Exercise description: Which of the lines below include "JSON"? Each one should be copied out.

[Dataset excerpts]
━━━━━━━━━━━━━━━━
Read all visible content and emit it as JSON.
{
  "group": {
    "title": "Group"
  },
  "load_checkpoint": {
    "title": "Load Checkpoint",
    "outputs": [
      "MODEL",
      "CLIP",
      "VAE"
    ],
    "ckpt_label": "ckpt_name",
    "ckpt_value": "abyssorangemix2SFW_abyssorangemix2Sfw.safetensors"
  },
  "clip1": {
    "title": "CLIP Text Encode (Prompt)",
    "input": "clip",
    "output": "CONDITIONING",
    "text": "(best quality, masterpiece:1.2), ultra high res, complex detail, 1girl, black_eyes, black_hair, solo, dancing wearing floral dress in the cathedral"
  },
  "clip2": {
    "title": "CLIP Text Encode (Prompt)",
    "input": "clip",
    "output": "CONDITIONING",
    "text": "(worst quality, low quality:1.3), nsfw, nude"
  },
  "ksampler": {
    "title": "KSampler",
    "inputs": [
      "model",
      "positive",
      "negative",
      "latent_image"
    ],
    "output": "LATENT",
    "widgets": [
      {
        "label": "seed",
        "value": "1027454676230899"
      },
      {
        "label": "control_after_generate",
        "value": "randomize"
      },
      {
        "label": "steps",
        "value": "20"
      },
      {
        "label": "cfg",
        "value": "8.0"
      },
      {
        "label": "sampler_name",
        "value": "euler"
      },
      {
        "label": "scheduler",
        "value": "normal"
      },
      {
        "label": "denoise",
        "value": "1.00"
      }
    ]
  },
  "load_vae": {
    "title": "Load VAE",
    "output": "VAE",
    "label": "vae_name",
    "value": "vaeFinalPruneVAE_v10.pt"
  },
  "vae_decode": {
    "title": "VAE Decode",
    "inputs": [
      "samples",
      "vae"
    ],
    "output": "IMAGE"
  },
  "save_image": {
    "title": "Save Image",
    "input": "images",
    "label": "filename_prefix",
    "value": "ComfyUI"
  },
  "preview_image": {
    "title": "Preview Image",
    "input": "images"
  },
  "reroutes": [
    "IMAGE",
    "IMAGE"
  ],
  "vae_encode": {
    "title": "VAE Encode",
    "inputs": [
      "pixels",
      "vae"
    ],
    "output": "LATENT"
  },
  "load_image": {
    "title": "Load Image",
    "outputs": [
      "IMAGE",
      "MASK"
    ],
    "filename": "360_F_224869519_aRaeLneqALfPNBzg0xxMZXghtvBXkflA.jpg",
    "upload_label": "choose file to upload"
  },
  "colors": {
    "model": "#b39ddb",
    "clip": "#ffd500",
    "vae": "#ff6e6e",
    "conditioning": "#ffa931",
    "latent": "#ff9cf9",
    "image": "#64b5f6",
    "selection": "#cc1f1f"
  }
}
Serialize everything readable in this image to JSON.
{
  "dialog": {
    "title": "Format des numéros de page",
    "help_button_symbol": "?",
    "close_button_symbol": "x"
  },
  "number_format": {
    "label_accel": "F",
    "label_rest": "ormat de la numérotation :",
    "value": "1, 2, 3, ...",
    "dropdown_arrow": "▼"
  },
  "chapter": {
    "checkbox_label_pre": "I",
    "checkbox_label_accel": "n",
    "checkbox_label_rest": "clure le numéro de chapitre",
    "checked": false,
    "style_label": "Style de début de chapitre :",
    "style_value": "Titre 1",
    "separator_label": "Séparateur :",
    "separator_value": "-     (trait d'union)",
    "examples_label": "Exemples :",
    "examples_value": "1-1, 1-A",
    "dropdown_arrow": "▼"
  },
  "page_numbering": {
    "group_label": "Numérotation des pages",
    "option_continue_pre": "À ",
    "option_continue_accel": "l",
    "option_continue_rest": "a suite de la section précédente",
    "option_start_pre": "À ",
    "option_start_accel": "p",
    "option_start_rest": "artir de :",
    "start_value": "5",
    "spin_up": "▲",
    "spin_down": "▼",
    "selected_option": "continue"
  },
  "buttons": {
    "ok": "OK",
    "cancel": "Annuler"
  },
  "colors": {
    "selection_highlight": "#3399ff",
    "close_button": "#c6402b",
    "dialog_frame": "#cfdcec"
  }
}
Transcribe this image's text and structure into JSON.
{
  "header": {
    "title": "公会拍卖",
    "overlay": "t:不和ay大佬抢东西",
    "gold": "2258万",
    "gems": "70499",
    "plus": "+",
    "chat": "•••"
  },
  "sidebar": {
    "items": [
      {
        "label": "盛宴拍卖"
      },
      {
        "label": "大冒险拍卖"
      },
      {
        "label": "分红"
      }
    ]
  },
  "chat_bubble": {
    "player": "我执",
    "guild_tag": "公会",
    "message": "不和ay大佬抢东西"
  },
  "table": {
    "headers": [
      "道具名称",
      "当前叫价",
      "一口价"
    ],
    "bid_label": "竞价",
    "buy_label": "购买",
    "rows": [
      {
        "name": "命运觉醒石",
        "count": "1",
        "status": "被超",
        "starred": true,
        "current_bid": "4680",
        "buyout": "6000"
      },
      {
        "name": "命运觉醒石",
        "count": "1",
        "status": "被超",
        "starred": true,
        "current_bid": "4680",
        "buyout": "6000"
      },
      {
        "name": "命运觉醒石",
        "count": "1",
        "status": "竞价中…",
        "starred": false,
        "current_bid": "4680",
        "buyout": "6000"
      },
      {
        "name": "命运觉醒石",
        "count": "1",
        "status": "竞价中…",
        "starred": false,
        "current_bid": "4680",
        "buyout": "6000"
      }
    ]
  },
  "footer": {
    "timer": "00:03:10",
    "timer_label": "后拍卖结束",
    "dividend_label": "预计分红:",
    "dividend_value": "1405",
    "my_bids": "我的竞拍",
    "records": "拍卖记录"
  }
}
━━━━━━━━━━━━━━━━
Answer box:
Read all visible content and emit it as JSON.
Serialize everything readable in this image to JSON.
Transcribe this image's text and structure into JSON.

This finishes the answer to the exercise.